(Web page and app entries)
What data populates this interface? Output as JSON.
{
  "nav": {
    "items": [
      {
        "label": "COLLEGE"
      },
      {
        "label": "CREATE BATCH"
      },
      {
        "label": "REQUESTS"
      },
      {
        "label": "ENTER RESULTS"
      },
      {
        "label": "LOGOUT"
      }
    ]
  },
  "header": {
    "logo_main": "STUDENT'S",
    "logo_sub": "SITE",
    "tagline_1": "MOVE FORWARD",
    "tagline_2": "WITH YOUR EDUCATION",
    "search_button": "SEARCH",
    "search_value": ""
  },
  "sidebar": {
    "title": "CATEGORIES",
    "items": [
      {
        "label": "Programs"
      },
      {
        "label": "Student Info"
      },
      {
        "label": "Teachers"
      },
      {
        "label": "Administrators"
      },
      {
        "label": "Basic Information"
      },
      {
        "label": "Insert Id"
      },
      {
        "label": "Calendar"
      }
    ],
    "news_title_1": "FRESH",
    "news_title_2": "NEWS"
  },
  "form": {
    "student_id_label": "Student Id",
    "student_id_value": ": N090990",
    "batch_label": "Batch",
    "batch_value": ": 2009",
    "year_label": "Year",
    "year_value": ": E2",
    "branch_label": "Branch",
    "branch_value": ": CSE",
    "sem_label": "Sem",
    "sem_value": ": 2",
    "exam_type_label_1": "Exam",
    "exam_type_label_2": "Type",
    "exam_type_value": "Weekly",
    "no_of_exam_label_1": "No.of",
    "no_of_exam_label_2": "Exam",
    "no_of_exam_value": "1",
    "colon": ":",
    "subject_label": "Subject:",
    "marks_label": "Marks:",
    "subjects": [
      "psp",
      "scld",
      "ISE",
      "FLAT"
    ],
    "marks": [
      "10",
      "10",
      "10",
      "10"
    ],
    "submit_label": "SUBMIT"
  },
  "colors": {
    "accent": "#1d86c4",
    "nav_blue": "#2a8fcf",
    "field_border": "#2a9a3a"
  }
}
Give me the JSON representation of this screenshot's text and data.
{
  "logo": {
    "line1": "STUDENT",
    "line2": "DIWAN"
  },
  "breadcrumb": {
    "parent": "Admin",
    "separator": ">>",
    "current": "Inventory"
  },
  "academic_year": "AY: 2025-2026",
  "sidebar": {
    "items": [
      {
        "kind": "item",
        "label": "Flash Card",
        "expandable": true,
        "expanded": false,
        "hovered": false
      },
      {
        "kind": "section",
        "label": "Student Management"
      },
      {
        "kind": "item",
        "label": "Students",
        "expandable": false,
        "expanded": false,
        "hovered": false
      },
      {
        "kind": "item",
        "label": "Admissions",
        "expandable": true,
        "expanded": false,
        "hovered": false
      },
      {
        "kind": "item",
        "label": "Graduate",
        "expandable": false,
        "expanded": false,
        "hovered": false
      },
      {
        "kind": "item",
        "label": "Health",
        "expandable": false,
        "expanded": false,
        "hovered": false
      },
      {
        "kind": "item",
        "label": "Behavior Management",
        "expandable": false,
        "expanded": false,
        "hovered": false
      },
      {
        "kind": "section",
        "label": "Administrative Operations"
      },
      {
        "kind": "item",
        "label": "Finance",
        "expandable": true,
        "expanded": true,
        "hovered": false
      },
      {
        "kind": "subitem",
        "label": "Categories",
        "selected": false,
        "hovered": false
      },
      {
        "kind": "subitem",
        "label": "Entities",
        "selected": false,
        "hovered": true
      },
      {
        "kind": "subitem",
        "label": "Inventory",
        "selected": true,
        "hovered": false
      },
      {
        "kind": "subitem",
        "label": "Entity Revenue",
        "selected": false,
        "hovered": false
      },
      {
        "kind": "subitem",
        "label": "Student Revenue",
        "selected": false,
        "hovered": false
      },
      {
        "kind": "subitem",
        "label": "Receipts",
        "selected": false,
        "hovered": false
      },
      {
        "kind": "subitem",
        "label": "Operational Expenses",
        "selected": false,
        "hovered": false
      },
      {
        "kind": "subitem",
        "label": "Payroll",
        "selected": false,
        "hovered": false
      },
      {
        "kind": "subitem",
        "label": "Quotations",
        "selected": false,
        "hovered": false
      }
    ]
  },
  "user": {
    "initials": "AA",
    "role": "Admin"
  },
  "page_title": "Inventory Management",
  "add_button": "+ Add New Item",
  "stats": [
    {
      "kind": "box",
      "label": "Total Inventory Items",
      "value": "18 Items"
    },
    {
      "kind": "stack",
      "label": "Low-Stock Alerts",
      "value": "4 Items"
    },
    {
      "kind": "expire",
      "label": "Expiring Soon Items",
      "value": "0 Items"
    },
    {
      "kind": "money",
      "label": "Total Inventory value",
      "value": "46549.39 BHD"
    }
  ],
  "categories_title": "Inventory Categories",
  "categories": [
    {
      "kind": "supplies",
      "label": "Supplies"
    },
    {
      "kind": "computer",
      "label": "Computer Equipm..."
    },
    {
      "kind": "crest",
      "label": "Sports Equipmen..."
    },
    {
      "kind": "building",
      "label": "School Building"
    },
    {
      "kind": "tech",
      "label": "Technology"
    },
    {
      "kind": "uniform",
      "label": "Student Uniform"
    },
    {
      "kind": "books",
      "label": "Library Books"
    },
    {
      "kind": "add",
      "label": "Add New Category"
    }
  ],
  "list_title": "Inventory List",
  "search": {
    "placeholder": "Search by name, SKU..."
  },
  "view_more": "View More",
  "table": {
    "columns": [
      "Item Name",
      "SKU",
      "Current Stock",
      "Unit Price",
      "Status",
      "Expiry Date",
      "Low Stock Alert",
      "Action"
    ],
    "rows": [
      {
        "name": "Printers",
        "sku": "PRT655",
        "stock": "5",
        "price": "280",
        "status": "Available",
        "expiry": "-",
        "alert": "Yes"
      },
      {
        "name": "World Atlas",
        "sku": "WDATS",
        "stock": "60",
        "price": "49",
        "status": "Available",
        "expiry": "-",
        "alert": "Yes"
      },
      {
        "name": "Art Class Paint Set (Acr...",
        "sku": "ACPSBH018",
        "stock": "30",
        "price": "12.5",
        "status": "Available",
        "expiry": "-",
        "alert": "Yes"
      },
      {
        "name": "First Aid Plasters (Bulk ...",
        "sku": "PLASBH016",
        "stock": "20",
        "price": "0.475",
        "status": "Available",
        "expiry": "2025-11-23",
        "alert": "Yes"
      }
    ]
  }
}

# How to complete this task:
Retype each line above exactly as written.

# Response:
What data populates this interface? Output as JSON.
{
  "nav": {
    "items": [
      {
        "label": "COLLEGE"
      },
      {
        "label": "CREATE BATCH"
      },
      {
        "label": "REQUESTS"
      },
      {
        "label": "ENTER RESULTS"
      },
      {
        "label": "LOGOUT"
      }
    ]
  },
  "header": {
    "logo_main": "STUDENT'S",
    "logo_sub": "SITE",
    "tagline_1": "MOVE FORWARD",
    "tagline_2": "WITH YOUR EDUCATION",
    "search_button": "SEARCH",
    "search_value": ""
  },
  "sidebar": {
    "title": "CATEGORIES",
    "items": [
      {
        "label": "Programs"
      },
      {
        "label": "Student Info"
      },
      {
        "label": "Teachers"
      },
      {
        "label": "Administrators"
      },
      {
        "label": "Basic Information"
      },
      {
        "label": "Insert Id"
      },
      {
        "label": "Calendar"
      }
    ],
    "news_title_1": "FRESH",
    "news_title_2": "NEWS"
  },
  "form": {
    "student_id_label": "Student Id",
    "student_id_value": ": N090990",
    "batch_label": "Batch",
    "batch_value": ": 2009",
    "year_label": "Year",
    "year_value": ": E2",
    "branch_label": "Branch",
    "branch_value": ": CSE",
    "sem_label": "Sem",
    "sem_value": ": 2",
    "exam_type_label_1": "Exam",
    "exam_type_label_2": "Type",
    "exam_type_value": "Weekly",
    "no_of_exam_label_1": "No.of",
    "no_of_exam_label_2": "Exam",
    "no_of_exam_value": "1",
    "colon": ":",
    "subject_label": "Subject:",
    "marks_label": "Marks:",
    "subjects": [
      "psp",
      "scld",
      "ISE",
      "FLAT"
    ],
    "marks": [
      "10",
      "10",
      "10",
      "10"
    ],
    "submit_label": "SUBMIT"
  },
  "colors": {
    "accent": "#1d86c4",
    "nav_blue": "#2a8fcf",
    "field_border": "#2a9a3a"
  }
}
Give me the JSON representation of this screenshot's text and data.
{
  "logo": {
    "line1": "STUDENT",
    "line2": "DIWAN"
  },
  "breadcrumb": {
    "parent": "Admin",
    "separator": ">>",
    "current": "Inventory"
  },
  "academic_year": "AY: 2025-2026",
  "sidebar": {
    "items": [
      {
        "kind": "item",
        "label": "Flash Card",
        "expandable": true,
        "expanded": false,
        "hovered": false
      },
      {
        "kind": "section",
        "label": "Student Management"
      },
      {
        "kind": "item",
        "label": "Students",
        "expandable": false,
        "expanded": false,
        "hovered": false
      },
      {
        "kind": "item",
        "label": "Admissions",
        "expandable": true,
        "expanded": false,
        "hovered": false
      },
      {
        "kind": "item",
        "label": "Graduate",
        "expandable": false,
        "expanded": false,
        "hovered": false
      },
      {
        "kind": "item",
        "label": "Health",
        "expandable": false,
        "expanded": false,
        "hovered": false
      },
      {
        "kind": "item",
        "label": "Behavior Management",
        "expandable": false,
        "expanded": false,
        "hovered": false
      },
      {
        "kind": "section",
        "label": "Administrative Operations"
      },
      {
        "kind": "item",
        "label": "Finance",
        "expandable": true,
        "expanded": true,
        "hovered": false
      },
      {
        "kind": "subitem",
        "label": "Categories",
        "selected": false,
        "hovered": false
      },
      {
        "kind": "subitem",
        "label": "Entities",
        "selected": false,
        "hovered": true
      },
      {
        "kind": "subitem",
        "label": "Inventory",
        "selected": true,
        "hovered": false
      },
      {
        "kind": "subitem",
        "label": "Entity Revenue",
        "selected": false,
        "hovered": false
      },
      {
        "kind": "subitem",
        "label": "Student Revenue",
        "selected": false,
        "hovered": false
      },
      {
        "kind": "subitem",
        "label": "Receipts",
        "selected": false,
        "hovered": false
      },
      {
        "kind": "subitem",
        "label": "Operational Expenses",
        "selected": false,
        "hovered": false
      },
      {
        "kind": "subitem",
        "label": "Payroll",
        "selected": false,
        "hovered": false
      },
      {
        "kind": "subitem",
        "label": "Quotations",
        "selected": false,
        "hovered": false
      }
    ]
  },
  "user": {
    "initials": "AA",
    "role": "Admin"
  },
  "page_title": "Inventory Management",
  "add_button": "+ Add New Item",
  "stats": [
    {
      "kind": "box",
      "label": "Total Inventory Items",
      "value": "18 Items"
    },
    {
      "kind": "stack",
      "label": "Low-Stock Alerts",
      "value": "4 Items"
    },
    {
      "kind": "expire",
      "label": "Expiring Soon Items",
      "value": "0 Items"
    },
    {
      "kind": "money",
      "label": "Total Inventory value",
      "value": "46549.39 BHD"
    }
  ],
  "categories_title": "Inventory Categories",
  "categories": [
    {
      "kind": "supplies",
      "label": "Supplies"
    },
    {
      "kind": "computer",
      "label": "Computer Equipm..."
    },
    {
      "kind": "crest",
      "label": "Sports Equipmen..."
    },
    {
      "kind": "building",
      "label": "School Building"
    },
    {
      "kind": "tech",
      "label": "Technology"
    },
    {
      "kind": "uniform",
      "label": "Student Uniform"
    },
    {
      "kind": "books",
      "label": "Library Books"
    },
    {
      "kind": "add",
      "label": "Add New Category"
    }
  ],
  "list_title": "Inventory List",
  "search": {
    "placeholder": "Search by name, SKU..."
  },
  "view_more": "View More",
  "table": {
    "columns": [
      "Item Name",
      "SKU",
      "Current Stock",
      "Unit Price",
      "Status",
      "Expiry Date",
      "Low Stock Alert",
      "Action"
    ],
    "rows": [
      {
        "name": "Printers",
        "sku": "PRT655",
        "stock": "5",
        "price": "280",
        "status": "Available",
        "expiry": "-",
        "alert": "Yes"
      },
      {
        "name": "World Atlas",
        "sku": "WDATS",
        "stock": "60",
        "price": "49",
        "status": "Available",
        "expiry": "-",
        "alert": "Yes"
      },
      {
        "name": "Art Class Paint Set (Acr...",
        "sku": "ACPSBH018",
        "stock": "30",
        "price": "12.5",
        "status": "Available",
        "expiry": "-",
        "alert": "Yes"
      },
      {
        "name": "First Aid Plasters (Bulk ...",
        "sku": "PLASBH016",
        "stock": "20",
        "price": "0.475",
        "status": "Available",
        "expiry": "2025-11-23",
        "alert": "Yes"
      }
    ]
  }
}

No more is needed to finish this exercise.